- _Input_:
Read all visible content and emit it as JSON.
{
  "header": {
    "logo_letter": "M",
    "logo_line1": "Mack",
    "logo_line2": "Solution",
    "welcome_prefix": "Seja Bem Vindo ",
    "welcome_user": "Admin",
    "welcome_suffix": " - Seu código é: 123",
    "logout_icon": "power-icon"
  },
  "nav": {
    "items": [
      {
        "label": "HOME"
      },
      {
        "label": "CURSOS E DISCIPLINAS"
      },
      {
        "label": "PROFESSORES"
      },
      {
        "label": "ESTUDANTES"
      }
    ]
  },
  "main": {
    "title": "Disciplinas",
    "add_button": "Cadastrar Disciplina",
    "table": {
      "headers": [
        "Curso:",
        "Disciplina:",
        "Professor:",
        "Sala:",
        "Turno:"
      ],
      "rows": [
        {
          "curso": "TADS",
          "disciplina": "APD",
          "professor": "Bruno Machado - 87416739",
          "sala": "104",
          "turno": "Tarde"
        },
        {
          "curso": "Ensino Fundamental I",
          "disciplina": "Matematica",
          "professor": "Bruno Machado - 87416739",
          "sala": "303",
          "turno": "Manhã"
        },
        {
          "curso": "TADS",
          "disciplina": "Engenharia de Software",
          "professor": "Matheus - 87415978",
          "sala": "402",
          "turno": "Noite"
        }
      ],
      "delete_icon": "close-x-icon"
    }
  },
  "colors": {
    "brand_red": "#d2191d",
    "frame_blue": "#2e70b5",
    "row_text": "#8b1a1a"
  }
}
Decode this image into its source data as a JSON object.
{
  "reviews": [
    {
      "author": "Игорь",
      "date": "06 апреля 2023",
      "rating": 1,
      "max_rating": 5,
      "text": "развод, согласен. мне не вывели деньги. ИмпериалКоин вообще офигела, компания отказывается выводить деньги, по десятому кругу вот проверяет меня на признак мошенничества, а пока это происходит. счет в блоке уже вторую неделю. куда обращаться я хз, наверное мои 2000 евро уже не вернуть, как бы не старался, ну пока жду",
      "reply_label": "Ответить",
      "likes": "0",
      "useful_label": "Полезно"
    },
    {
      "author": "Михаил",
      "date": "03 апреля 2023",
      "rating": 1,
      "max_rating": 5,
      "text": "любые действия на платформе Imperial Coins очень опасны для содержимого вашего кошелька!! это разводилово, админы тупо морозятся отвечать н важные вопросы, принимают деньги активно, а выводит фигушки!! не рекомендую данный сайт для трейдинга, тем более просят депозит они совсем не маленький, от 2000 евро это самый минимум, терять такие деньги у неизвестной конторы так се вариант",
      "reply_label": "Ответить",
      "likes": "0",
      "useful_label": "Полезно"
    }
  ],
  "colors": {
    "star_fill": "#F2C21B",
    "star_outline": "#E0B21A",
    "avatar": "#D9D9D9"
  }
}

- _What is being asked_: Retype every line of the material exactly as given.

- _Written reply_:
Read all visible content and emit it as JSON.
{
  "header": {
    "logo_letter": "M",
    "logo_line1": "Mack",
    "logo_line2": "Solution",
    "welcome_prefix": "Seja Bem Vindo ",
    "welcome_user": "Admin",
    "welcome_suffix": " - Seu código é: 123",
    "logout_icon": "power-icon"
  },
  "nav": {
    "items": [
      {
        "label": "HOME"
      },
      {
        "label": "CURSOS E DISCIPLINAS"
      },
      {
        "label": "PROFESSORES"
      },
      {
        "label": "ESTUDANTES"
      }
    ]
  },
  "main": {
    "title": "Disciplinas",
    "add_button": "Cadastrar Disciplina",
    "table": {
      "headers": [
        "Curso:",
        "Disciplina:",
        "Professor:",
        "Sala:",
        "Turno:"
      ],
      "rows": [
        {
          "curso": "TADS",
          "disciplina": "APD",
          "professor": "Bruno Machado - 87416739",
          "sala": "104",
          "turno": "Tarde"
        },
        {
          "curso": "Ensino Fundamental I",
          "disciplina": "Matematica",
          "professor": "Bruno Machado - 87416739",
          "sala": "303",
          "turno": "Manhã"
        },
        {
          "curso": "TADS",
          "disciplina": "Engenharia de Software",
          "professor": "Matheus - 87415978",
          "sala": "402",
          "turno": "Noite"
        }
      ],
      "delete_icon": "close-x-icon"
    }
  },
  "colors": {
    "brand_red": "#d2191d",
    "frame_blue": "#2e70b5",
    "row_text": "#8b1a1a"
  }
}
Decode this image into its source data as a JSON object.
{
  "reviews": [
    {
      "author": "Игорь",
      "date": "06 апреля 2023",
      "rating": 1,
      "max_rating": 5,
      "text": "развод, согласен. мне не вывели деньги. ИмпериалКоин вообще офигела, компания отказывается выводить деньги, по десятому кругу вот проверяет меня на признак мошенничества, а пока это происходит. счет в блоке уже вторую неделю. куда обращаться я хз, наверное мои 2000 евро уже не вернуть, как бы не старался, ну пока жду",
      "reply_label": "Ответить",
      "likes": "0",
      "useful_label": "Полезно"
    },
    {
      "author": "Михаил",
      "date": "03 апреля 2023",
      "rating": 1,
      "max_rating": 5,
      "text": "любые действия на платформе Imperial Coins очень опасны для содержимого вашего кошелька!! это разводилово, админы тупо морозятся отвечать н важные вопросы, принимают деньги активно, а выводит фигушки!! не рекомендую данный сайт для трейдинга, тем более просят депозит они совсем не маленький, от 2000 евро это самый минимум, терять такие деньги у неизвестной конторы так се вариант",
      "reply_label": "Ответить",
      "likes": "0",
      "useful_label": "Полезно"
    }
  ],
  "colors": {
    "star_fill": "#F2C21B",
    "star_outline": "#E0B21A",
    "avatar": "#D9D9D9"
  }
}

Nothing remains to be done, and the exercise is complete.